Proctor-Silex® 2-Slice Toaster
Analyze an existing product with the challenge to reverse engineer and re-design a more cost-effective product.
Team: Daksh Jayaswal, Tongtong Lu, Elvin Peprah, Annisa Prasetyanto, Qiao Yin
My role: Industrial Designer, Rendering
Functional Requirements & Decomposition
The simple diagram shows what material flow, energy flow, and information flow a toaster receive when toasting bread.
Disassembly Flow Path

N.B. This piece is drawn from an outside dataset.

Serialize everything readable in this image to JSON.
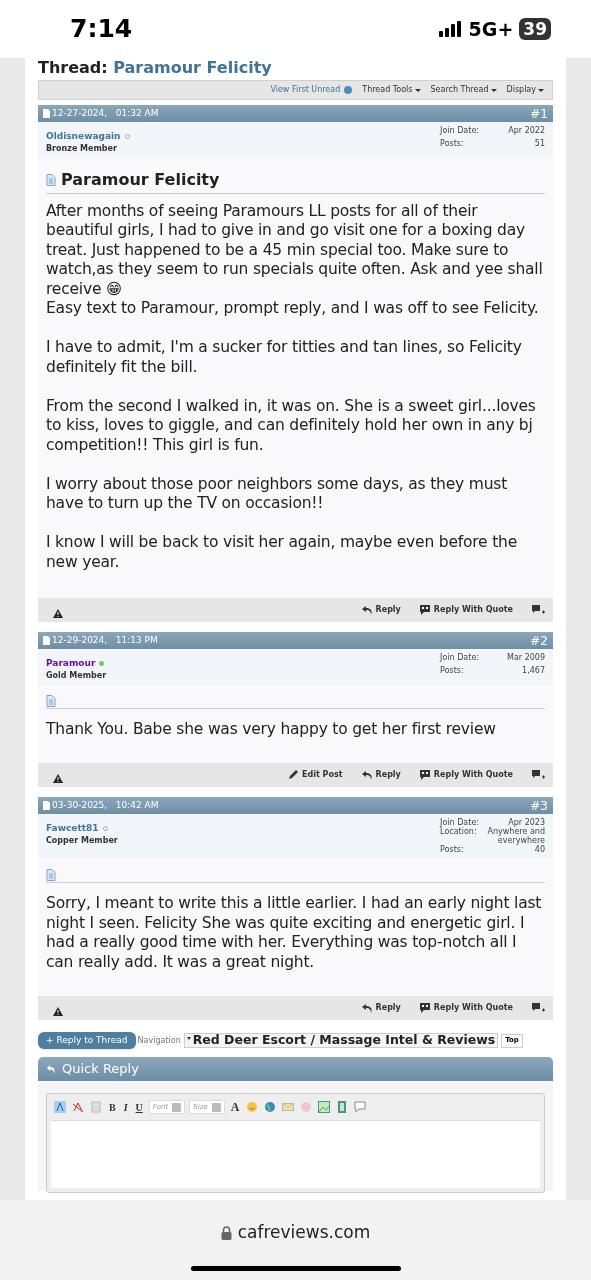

Having taken the toaster apart, the team was able to document parts, material, and assembly process and put them in the DFM Product Analysis Worksheet. This exercise helps the team to determine which parts can be eliminated or reduced to minimize cost in manufacturing and assembling. Parts such as the small bridges, bread grills, and back protective sheet are the few that are considered to be eliminated.
Several sketches were done and the team group these concepts into 5 categories: Skinny toaster, Button Plunger, Panini/Grill, Conveyor Belt/Printer and Drawer. Each design has their own special features and the team used that as a baseline on the scoring method in this chart.Skinny Toaster has the highest score.
Assembly Flow Path - Old Toaster
Assembly Flow Path - Skinny Toaster
The Skinny Toaster is an aesthetic and functional overhaul of the incumbent toaster design. The vertical design of bread storage has been replaced by a horizontal arrangement; the bread sits side by side in the new design. Additionally, the new design reduces part count such as for the bread grills( reduced from 4 to 2 pieces). Also a few parts are eliminated/redesigned such as the plunger due to the new design.
This redesign also saves money in manufacturing and assembly without changing the materials. Customers will also reap the benefits of the redesign; a lighter and skinnier toaster. Below are some sketches and redesign of internal parts.